The policy contradictions have been criticised even by the state broadcaster ZBC, which last week broke with tradition when it invited analysts and experts highly critical of the indigenisation programme to feature in its news bulletins. ZBC stated in its top story that Zimbabwe was in the habit of indicating left and turning right as was the case when Mugabe was in Japan trying to attract foreign investment, while Zhuwao was threatening to shut down companies.
The report sparked a furious response from Zhuwao who accused the broadcaster of being an “opposition mouthpiece”.
The spat between Chinamasa and Zhuwao shows that a policy paralysis has gripped government, according to economist and Bulawayo South legislator Eddie Cross.
“This (policy discord) is very serious and goes to the heart of the political and economic crisis that we are facing as a country,” Cross said.
“There is a crisis of leadership and paralysis of policy and competent decision-making because of the divisions in government as shown by the open fight between Chinamasa, one of the most senior ministers in government and Zhuwao, who is a junior minister.
“The indigenisation laws should be repealed because it is not doing any good whatsoever.
“We should look for other ways to empower our people.
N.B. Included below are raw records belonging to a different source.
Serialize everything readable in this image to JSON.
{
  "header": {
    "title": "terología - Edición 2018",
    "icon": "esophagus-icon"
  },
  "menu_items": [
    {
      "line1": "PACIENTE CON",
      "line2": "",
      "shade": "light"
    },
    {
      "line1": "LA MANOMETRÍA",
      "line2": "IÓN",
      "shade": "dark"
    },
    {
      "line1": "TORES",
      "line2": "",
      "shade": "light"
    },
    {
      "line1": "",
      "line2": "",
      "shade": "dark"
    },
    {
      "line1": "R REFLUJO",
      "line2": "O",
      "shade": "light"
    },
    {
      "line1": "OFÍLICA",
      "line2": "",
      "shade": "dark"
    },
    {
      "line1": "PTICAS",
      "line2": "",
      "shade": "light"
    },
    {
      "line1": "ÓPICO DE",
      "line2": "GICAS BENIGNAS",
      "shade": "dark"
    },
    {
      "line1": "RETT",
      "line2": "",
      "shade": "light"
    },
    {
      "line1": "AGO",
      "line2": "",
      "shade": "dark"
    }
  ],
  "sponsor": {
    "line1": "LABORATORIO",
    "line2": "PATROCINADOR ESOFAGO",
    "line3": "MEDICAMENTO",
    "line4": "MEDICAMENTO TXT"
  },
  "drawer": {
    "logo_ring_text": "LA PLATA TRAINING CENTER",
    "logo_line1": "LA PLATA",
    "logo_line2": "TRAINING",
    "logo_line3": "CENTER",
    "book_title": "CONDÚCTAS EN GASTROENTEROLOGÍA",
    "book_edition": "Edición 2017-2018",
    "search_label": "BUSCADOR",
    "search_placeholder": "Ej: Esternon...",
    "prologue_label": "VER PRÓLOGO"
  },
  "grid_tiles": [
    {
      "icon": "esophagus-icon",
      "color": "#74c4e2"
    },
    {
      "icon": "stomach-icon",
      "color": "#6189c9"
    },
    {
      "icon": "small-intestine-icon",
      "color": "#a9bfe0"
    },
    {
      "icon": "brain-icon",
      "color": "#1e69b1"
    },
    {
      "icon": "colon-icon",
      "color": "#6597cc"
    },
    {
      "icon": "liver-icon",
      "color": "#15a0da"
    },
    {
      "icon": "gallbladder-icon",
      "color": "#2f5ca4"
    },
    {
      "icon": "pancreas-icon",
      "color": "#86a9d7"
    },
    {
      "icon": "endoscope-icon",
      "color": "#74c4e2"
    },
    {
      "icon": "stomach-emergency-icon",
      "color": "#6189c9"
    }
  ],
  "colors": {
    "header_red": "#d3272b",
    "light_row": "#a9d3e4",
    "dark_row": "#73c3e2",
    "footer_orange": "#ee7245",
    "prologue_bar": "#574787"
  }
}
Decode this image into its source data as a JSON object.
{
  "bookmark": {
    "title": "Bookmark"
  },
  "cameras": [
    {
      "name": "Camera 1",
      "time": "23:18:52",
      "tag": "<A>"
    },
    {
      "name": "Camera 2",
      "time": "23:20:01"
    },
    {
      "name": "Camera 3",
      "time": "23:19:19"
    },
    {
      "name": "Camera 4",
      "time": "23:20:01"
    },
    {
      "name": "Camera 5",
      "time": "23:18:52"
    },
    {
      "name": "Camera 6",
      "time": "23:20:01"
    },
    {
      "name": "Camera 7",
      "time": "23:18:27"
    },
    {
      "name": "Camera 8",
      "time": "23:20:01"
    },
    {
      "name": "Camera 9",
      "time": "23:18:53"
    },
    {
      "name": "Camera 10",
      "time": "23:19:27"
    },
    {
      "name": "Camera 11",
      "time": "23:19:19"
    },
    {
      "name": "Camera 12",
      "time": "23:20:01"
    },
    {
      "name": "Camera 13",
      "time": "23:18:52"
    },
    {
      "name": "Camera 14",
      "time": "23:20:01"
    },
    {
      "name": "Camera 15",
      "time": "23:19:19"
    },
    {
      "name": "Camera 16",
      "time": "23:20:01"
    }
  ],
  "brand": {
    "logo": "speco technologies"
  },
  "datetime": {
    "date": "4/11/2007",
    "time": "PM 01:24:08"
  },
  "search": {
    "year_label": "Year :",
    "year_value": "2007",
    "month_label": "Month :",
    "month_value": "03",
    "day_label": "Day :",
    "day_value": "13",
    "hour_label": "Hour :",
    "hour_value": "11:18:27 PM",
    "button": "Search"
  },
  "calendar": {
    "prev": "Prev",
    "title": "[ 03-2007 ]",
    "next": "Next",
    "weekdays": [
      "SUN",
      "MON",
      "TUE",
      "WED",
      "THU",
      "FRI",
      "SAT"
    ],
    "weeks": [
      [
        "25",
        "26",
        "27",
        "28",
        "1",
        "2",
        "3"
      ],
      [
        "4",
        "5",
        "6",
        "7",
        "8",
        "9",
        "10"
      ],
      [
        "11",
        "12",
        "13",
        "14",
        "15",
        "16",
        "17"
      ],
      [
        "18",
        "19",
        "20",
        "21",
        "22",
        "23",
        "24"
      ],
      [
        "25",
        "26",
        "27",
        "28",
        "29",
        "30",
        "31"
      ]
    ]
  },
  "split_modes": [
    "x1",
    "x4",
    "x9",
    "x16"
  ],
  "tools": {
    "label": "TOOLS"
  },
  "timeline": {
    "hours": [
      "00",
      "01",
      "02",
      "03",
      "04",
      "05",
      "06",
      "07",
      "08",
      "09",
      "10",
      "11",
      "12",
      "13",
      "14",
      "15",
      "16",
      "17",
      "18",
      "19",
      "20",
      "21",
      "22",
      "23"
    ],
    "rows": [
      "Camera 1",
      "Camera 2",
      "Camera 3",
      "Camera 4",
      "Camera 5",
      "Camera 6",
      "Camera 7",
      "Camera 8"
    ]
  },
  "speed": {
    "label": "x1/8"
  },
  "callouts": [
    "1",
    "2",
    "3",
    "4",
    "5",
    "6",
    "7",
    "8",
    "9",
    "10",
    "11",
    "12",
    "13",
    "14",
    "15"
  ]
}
There are many ways of killing a cat.”
The implications of the chaotic indigenisation policy are also reflected in the grim foreign direct investment inflows.
According to the latest United Nations Conference on Trade and Development World Investment Report 2015, Zimbabwe remains an economic backwater, with paltry FDI inflows.
Zimbabwe’s 2014 FDI inflows of US$545 million paled in comparison to neighbouring countries in the Sadc region such as Mozambique, which received US$4,9 billion, almost nine times more, South Africa (US$5,7 billion) and Zambia (US$2,4 billion). Buy Zimbabwe chairperson and economist Oswell Binha noted that the indigenisation policy remains “a millstone around the neck of the economy”.
“The latest flip-flops on indigenisation is likely to further discourage investment in a country already hard hit by a debilitating liquidity squeeze, low capacity utilisation, company closures and massive job losses,” Binha said.